1 (12-ounce) package semisweet chocolate morsels
8 tablespoons butter (1 stick)
2 egg yolks
1/2 cup heavy cream
1/4 cup amaretto liqueur
1/2 cup cocoa powder

In the top of a double boiler over simmering water, melt the chocolate. Remove from the heat and add the butter, 1 tablespoon at a time, stirring until melted. With an electric mixer on high speed, beat the egg yolks until lemon colored. Gradually beat in 1/4 of the chocolate mixture. Add the egg mixture to the remaining chocolate mixture by hand, stirring constantly. Stir in the cream and amaretto. Pour the batter into the top of the double boiler and cook over simmering water for 1 minute or until thickened and smooth, stirring constantly. Cover and refrigerate overnight. Form into 1-inch balls and roll in cocoa powder.

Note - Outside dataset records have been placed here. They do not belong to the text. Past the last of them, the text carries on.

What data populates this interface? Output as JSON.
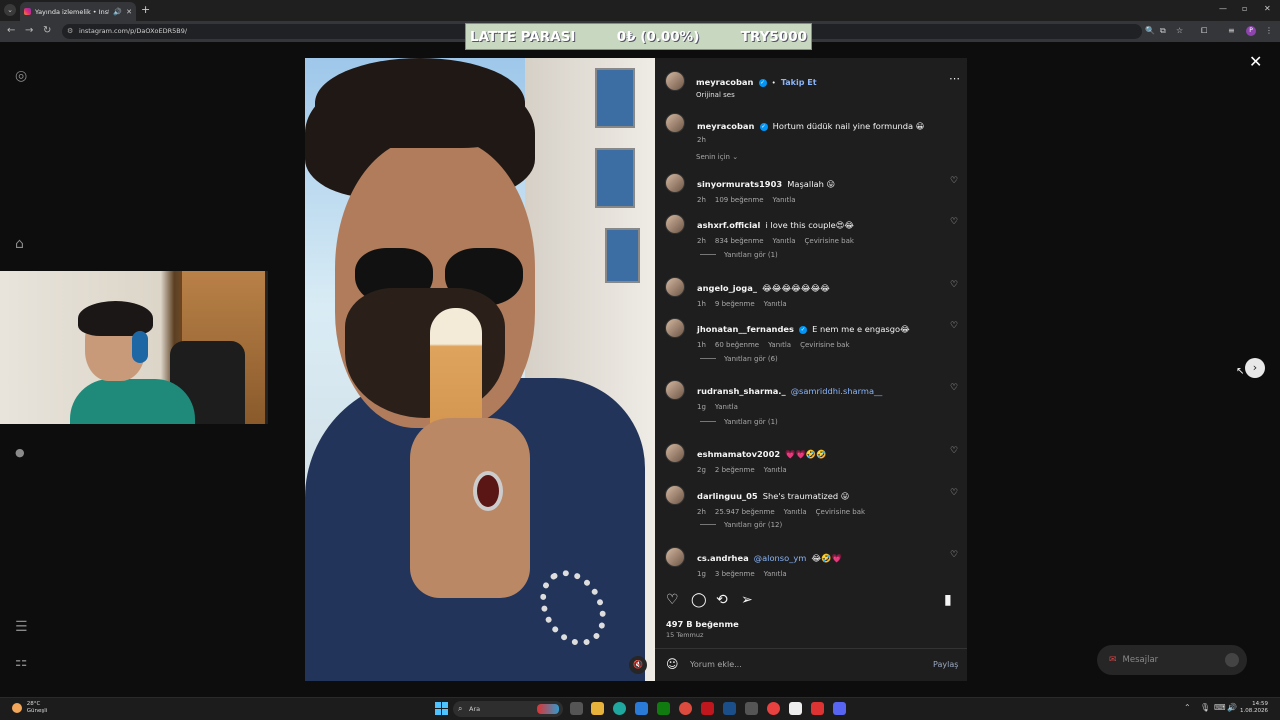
{
  "browser": {
    "tab_title": "Yayında izlemelik • Instagram",
    "url": "instagram.com/p/DaOXoEDR5B9/",
    "profile_initial": "P"
  },
  "overlay": {
    "label": "LATTE PARASI",
    "amount": "0₺ (0.00%)",
    "goal": "TRY5000"
  },
  "post": {
    "author": "meyracoban",
    "follow": "Takip Et",
    "audio": "Orijinal ses",
    "caption_user": "meyracoban",
    "caption": "Hortum düdük nail yine formunda 😀",
    "caption_time": "2h",
    "sort_label": "Senin için",
    "likes": "497 B beğenme",
    "date": "15 Temmuz",
    "comment_placeholder": "Yorum ekle...",
    "share": "Paylaş"
  },
  "comments": [
    {
      "user": "sinyormurats1903",
      "text": "Maşallah 😛",
      "time": "2h",
      "likes": "109 beğenme",
      "reply": "Yanıtla",
      "translate": "",
      "verified": false,
      "mention": ""
    },
    {
      "user": "ashxrf.official",
      "text": "i love this couple😍😂",
      "time": "2h",
      "likes": "834 beğenme",
      "reply": "Yanıtla",
      "translate": "Çevirisine bak",
      "verified": false,
      "mention": "",
      "view_replies": "Yanıtları gör (1)"
    },
    {
      "user": "angelo_joga_",
      "text": "😂😂😂😂😂😂😂",
      "time": "1h",
      "likes": "9 beğenme",
      "reply": "Yanıtla",
      "translate": "",
      "verified": false,
      "mention": ""
    },
    {
      "user": "jhonatan__fernandes",
      "text": "E nem me e engasgo😂",
      "time": "1h",
      "likes": "60 beğenme",
      "reply": "Yanıtla",
      "translate": "Çevirisine bak",
      "verified": true,
      "mention": "",
      "view_replies": "Yanıtları gör (6)"
    },
    {
      "user": "rudransh_sharma._",
      "text": "",
      "time": "1g",
      "likes": "",
      "reply": "Yanıtla",
      "translate": "",
      "verified": false,
      "mention": "@samriddhi.sharma__",
      "view_replies": "Yanıtları gör (1)"
    },
    {
      "user": "eshmamatov2002",
      "text": "💗💗🤣🤣",
      "time": "2g",
      "likes": "2 beğenme",
      "reply": "Yanıtla",
      "translate": "",
      "verified": false,
      "mention": ""
    },
    {
      "user": "darlinguu_05",
      "text": "She's traumatized 😛",
      "time": "2h",
      "likes": "25.947 beğenme",
      "reply": "Yanıtla",
      "translate": "Çevirisine bak",
      "verified": false,
      "mention": "",
      "view_replies": "Yanıtları gör (12)"
    },
    {
      "user": "cs.andrhea",
      "text": "😂🤣💗",
      "time": "1g",
      "likes": "3 beğenme",
      "reply": "Yanıtla",
      "translate": "",
      "verified": false,
      "mention": "@alonso_ym"
    }
  ],
  "messages": {
    "label": "Mesajlar"
  },
  "taskbar": {
    "temp": "28°C",
    "weather": "Güneşli",
    "search": "Ara",
    "time": "14:59",
    "date": "1.08.2026"
  },
  "colors": {
    "accent": "#0095f6",
    "link": "#8ab4f8",
    "panel": "#1e1e1e"
  }
}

Store in the refrigerator.
Makes about 4 dozen truffles.